EXTRACTED ENTRIES:
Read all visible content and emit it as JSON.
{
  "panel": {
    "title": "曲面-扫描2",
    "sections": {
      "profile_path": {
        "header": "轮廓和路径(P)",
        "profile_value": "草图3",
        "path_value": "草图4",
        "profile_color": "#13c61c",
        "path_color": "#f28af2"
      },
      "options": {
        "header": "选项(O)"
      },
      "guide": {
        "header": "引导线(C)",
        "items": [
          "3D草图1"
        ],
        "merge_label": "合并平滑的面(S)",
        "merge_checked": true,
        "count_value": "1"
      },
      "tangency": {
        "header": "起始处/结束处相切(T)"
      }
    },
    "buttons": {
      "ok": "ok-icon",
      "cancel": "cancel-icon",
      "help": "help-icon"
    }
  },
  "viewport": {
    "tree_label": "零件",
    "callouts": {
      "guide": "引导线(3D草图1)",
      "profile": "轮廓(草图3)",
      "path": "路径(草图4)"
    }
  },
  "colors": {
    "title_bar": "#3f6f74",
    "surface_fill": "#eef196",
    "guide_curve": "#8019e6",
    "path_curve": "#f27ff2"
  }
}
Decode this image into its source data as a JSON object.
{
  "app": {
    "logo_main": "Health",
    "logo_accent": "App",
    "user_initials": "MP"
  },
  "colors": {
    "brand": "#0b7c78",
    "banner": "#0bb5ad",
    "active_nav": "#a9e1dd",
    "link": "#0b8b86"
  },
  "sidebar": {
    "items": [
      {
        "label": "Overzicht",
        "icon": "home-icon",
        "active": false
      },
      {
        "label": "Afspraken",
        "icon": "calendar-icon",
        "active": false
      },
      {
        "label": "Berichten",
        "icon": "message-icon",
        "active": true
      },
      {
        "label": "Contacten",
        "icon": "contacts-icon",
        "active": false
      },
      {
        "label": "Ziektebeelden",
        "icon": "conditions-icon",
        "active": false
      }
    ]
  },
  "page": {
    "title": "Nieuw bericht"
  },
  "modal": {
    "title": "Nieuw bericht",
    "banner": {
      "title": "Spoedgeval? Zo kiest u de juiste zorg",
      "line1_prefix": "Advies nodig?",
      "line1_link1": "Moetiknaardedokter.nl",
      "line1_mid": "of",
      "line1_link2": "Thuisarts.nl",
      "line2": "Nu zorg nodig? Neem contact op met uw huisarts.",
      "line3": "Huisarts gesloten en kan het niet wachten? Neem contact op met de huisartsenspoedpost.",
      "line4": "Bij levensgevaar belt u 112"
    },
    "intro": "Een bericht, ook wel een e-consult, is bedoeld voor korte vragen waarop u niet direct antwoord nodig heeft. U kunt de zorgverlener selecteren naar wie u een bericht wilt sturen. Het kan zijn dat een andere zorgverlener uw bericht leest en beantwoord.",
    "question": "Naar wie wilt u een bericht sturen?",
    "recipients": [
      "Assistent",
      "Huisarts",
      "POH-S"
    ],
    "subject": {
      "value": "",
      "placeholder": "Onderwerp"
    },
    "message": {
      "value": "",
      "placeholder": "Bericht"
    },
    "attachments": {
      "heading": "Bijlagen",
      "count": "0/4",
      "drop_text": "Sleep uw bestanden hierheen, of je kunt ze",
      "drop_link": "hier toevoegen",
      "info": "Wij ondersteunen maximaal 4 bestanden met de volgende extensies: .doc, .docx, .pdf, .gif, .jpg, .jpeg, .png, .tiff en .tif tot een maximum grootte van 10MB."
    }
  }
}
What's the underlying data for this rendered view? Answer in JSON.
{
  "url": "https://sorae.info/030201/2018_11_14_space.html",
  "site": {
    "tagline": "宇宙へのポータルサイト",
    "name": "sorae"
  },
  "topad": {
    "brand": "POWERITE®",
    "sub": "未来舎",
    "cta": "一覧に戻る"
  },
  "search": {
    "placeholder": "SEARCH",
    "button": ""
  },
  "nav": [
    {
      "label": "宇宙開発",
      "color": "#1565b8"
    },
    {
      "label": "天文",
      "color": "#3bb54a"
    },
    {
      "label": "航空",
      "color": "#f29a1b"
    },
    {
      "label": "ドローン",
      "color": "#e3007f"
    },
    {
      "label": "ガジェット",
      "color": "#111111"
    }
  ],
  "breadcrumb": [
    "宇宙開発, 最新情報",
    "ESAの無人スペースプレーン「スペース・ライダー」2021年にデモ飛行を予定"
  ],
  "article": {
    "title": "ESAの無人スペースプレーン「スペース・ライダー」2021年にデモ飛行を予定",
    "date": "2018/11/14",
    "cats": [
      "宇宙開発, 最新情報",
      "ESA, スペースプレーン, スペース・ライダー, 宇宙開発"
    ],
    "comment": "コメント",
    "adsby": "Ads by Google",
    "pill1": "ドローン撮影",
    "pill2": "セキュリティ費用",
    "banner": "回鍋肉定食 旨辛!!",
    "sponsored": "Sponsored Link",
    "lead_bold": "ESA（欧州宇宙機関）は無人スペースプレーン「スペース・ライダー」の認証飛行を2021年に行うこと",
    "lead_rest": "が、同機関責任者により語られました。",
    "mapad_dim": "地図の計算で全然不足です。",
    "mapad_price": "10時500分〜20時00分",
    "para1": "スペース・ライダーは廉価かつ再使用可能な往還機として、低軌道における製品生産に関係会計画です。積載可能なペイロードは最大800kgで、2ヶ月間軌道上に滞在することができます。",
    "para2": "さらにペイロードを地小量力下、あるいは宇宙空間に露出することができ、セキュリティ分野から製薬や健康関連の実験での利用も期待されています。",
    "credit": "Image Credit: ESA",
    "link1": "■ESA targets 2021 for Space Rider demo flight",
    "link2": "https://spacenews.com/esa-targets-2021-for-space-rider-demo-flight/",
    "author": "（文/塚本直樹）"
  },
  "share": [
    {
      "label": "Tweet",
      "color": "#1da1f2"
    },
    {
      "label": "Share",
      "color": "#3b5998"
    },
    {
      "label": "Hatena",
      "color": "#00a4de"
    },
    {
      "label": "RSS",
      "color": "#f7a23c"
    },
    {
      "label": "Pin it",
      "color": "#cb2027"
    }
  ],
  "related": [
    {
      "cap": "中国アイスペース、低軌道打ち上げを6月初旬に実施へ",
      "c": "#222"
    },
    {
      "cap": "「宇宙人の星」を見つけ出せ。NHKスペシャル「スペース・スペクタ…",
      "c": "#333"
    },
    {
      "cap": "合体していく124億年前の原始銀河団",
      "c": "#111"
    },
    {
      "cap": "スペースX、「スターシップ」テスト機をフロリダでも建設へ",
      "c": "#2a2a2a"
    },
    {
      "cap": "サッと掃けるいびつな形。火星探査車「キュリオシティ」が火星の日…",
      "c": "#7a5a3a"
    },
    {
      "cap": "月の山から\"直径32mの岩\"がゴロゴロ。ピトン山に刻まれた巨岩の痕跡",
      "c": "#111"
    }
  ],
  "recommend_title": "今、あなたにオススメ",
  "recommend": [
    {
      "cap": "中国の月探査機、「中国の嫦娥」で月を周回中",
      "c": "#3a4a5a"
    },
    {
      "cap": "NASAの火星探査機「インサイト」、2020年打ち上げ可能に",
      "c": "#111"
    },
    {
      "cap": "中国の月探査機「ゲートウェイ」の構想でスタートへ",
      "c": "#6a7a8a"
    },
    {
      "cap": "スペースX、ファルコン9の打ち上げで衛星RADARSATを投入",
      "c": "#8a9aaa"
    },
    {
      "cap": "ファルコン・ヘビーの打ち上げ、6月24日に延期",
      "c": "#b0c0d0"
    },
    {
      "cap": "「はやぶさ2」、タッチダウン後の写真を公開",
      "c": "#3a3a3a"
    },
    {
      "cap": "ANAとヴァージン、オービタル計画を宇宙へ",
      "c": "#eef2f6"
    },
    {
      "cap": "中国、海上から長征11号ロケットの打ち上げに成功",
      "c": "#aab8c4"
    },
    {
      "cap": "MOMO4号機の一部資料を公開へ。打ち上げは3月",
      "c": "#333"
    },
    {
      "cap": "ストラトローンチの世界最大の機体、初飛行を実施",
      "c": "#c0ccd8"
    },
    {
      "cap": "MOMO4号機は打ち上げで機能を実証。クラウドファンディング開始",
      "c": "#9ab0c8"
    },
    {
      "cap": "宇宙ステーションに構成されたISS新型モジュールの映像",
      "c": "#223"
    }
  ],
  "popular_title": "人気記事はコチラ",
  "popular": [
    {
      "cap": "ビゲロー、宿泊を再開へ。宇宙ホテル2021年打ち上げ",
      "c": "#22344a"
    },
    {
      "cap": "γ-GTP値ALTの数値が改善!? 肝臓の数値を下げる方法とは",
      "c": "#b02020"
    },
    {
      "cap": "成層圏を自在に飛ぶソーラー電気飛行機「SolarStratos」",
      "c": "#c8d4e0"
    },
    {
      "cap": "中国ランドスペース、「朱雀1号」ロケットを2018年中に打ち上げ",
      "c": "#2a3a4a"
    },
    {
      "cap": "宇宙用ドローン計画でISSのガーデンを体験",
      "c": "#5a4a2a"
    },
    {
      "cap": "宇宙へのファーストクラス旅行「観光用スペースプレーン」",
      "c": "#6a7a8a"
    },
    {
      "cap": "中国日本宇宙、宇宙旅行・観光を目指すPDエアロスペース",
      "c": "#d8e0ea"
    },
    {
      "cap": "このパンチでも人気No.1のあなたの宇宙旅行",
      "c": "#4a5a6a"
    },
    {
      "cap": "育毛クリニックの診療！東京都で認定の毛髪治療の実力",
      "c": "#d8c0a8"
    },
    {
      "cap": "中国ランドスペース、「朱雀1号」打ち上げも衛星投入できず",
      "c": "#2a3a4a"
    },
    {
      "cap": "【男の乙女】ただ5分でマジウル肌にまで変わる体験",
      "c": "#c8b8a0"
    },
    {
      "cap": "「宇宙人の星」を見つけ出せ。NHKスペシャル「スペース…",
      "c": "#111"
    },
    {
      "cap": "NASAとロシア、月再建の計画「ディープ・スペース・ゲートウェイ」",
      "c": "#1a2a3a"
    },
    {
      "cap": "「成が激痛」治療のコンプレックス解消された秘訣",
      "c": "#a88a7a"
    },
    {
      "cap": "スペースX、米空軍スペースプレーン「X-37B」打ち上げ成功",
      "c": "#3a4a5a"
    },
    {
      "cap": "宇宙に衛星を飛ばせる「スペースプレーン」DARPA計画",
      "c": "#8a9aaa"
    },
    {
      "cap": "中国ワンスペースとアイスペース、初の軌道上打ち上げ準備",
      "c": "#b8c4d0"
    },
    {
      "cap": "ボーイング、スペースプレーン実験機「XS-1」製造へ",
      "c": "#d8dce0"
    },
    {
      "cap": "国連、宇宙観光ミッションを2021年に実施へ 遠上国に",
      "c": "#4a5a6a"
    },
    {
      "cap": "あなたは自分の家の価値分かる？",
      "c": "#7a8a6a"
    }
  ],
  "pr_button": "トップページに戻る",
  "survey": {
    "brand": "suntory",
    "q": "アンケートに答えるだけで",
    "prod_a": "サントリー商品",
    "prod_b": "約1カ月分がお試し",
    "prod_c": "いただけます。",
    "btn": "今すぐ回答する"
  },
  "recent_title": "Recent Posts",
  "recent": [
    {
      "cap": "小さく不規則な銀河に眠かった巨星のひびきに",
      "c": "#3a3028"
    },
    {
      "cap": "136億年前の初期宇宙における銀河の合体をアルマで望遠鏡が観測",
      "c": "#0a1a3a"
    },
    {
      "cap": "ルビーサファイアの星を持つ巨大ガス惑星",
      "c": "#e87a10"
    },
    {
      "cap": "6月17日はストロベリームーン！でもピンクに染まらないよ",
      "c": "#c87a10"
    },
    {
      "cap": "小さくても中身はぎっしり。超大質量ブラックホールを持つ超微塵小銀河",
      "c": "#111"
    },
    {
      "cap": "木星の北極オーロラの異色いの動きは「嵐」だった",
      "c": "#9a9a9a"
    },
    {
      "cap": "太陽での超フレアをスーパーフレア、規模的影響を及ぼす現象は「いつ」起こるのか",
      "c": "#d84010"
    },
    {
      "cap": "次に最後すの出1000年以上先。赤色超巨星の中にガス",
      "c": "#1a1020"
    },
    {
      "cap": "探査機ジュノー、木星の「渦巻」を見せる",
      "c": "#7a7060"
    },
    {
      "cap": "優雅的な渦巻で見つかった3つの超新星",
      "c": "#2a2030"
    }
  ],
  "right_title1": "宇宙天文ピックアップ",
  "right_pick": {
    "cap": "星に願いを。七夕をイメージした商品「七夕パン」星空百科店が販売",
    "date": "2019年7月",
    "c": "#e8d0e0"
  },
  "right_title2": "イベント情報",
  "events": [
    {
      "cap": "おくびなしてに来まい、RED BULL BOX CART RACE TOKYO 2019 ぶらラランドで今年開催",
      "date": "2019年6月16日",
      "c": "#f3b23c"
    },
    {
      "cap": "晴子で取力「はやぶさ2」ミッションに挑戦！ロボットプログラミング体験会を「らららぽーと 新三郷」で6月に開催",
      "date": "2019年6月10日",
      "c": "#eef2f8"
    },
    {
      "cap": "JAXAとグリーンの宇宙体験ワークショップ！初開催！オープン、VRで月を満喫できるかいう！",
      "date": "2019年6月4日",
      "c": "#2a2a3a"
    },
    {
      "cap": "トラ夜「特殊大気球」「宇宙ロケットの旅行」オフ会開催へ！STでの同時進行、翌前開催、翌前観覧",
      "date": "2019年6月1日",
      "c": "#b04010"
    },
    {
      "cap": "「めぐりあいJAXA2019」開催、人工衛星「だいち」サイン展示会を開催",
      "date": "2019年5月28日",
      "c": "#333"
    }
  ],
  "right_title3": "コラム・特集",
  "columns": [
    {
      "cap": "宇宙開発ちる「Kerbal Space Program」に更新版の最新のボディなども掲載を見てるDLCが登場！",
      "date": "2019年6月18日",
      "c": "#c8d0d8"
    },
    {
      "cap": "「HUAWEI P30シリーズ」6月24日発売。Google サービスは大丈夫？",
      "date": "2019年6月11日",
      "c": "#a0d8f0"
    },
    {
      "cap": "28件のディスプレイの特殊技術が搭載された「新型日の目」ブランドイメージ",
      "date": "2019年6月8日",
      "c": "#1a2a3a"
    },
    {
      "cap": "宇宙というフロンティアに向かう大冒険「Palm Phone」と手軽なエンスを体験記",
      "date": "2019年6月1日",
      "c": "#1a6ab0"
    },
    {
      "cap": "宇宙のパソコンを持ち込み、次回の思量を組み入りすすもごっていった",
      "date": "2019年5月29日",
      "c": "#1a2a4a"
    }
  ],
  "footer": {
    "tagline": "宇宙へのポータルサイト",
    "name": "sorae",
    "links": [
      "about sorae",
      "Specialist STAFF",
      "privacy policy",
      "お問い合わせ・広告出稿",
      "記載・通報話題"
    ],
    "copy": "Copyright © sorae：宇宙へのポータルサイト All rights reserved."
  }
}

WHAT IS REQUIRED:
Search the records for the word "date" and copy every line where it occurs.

ANSWER FOR THIS EXERCISE:
    "date": "2018/11/14",
    "date": "2019年7月",
      "date": "2019年6月16日",
      "date": "2019年6月10日",
      "date": "2019年6月4日",
      "date": "2019年6月1日",
      "date": "2019年5月28日",
      "date": "2019年6月18日",
      "date": "2019年6月11日",
      "date": "2019年6月8日",
      "date": "2019年6月1日",
      "date": "2019年5月29日",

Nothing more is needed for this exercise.